** Opening Information given block **
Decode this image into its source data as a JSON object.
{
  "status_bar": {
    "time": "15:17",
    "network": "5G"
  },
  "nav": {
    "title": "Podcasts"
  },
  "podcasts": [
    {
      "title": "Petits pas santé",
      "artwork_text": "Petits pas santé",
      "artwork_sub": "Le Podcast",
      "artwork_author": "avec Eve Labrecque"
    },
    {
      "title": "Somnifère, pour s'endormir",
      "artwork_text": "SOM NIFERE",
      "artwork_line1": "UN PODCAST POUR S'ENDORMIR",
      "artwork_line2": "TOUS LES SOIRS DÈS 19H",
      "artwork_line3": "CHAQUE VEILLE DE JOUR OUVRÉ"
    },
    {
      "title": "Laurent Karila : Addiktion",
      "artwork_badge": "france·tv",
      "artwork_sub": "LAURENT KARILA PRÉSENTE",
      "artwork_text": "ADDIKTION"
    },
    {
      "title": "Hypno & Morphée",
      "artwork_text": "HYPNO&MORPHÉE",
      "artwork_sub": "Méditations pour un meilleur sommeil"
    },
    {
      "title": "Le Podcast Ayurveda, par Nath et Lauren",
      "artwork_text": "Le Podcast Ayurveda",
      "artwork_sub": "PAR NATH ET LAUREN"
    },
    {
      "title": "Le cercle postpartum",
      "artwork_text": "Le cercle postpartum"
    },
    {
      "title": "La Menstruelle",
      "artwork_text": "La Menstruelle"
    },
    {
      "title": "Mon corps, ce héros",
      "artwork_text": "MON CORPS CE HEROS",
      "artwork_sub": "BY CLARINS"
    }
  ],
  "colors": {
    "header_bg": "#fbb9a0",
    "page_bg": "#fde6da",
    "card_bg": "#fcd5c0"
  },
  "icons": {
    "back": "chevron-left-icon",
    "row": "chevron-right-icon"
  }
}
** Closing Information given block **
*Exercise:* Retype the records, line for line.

*Result of this exercise:*
Decode this image into its source data as a JSON object.
{
  "status_bar": {
    "time": "15:17",
    "network": "5G"
  },
  "nav": {
    "title": "Podcasts"
  },
  "podcasts": [
    {
      "title": "Petits pas santé",
      "artwork_text": "Petits pas santé",
      "artwork_sub": "Le Podcast",
      "artwork_author": "avec Eve Labrecque"
    },
    {
      "title": "Somnifère, pour s'endormir",
      "artwork_text": "SOM NIFERE",
      "artwork_line1": "UN PODCAST POUR S'ENDORMIR",
      "artwork_line2": "TOUS LES SOIRS DÈS 19H",
      "artwork_line3": "CHAQUE VEILLE DE JOUR OUVRÉ"
    },
    {
      "title": "Laurent Karila : Addiktion",
      "artwork_badge": "france·tv",
      "artwork_sub": "LAURENT KARILA PRÉSENTE",
      "artwork_text": "ADDIKTION"
    },
    {
      "title": "Hypno & Morphée",
      "artwork_text": "HYPNO&MORPHÉE",
      "artwork_sub": "Méditations pour un meilleur sommeil"
    },
    {
      "title": "Le Podcast Ayurveda, par Nath et Lauren",
      "artwork_text": "Le Podcast Ayurveda",
      "artwork_sub": "PAR NATH ET LAUREN"
    },
    {
      "title": "Le cercle postpartum",
      "artwork_text": "Le cercle postpartum"
    },
    {
      "title": "La Menstruelle",
      "artwork_text": "La Menstruelle"
    },
    {
      "title": "Mon corps, ce héros",
      "artwork_text": "MON CORPS CE HEROS",
      "artwork_sub": "BY CLARINS"
    }
  ],
  "colors": {
    "header_bg": "#fbb9a0",
    "page_bg": "#fde6da",
    "card_bg": "#fcd5c0"
  },
  "icons": {
    "back": "chevron-left-icon",
    "row": "chevron-right-icon"
  }
}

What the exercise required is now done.